Naturally Thinking - Lavender Essential Oil
Superdrug - Spray Bottle

Method: Check out the video for steps on how to make this yourself

Avec amour...

Thursday, 1 May 2014

My Hair: Twist Out On Damp Hair

I decided to try a new hairstyle, well not quite new but let's say I tried some new things in order to perfect a twist out I hadn't quite figured out how to master. I wish you could have seen my face and how long I spent in front of the mirror in admiration of how well it turned out! #girlyissues

 If I had to put the so called 'twist out success' down to just three things, they would definitely have to be: parting placement, products used and patience - here's the scoop:

Phase 1
So I washed my hair, then jumped out of the shower, chucked an old T-shirt over my head and then left my hair to dry for 20 minutes.

Phase 2
After 20 minutes I whipped the t-shirt off, sprayed some of my Homemade Leave-In Detangler onto the section of hair I wanted to twist, followed by a quick detangle with the Felicia Leatherwood Detangling brush, and then began to twist.

I usually part my hair on the right hand side of my face and then do two medium sized flat twists on each side of my parting, i.e. four in total, followed by about 10 single two strand twists. This time however, I skipped the flat twists and did medium sized twists twists all over using my much loved Aunt Jackies Curl Cream
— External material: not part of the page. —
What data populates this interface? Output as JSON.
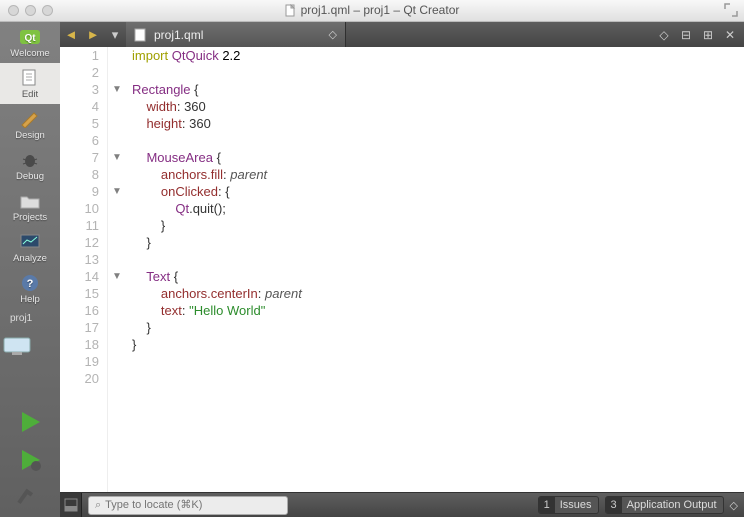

Phase 3
Well that was pretty much it! After twisting I reached for my Misto Oil Sprayer #GodILoveThis and misted my hair with some Almond Oil. Then I chucked on my headscarf, went to bed and unraveled my twists with a little bit of Almond Oil the next morning.

So what made this time special?

- Gave myself a deeper parting to create a different shape 
- Dried my hair for a longer period of time [I usually only dry for 5-10 minutes]
- Took my fine time!

Any Twist Out Tips or Success stories, you know I want to know!

Avec amour…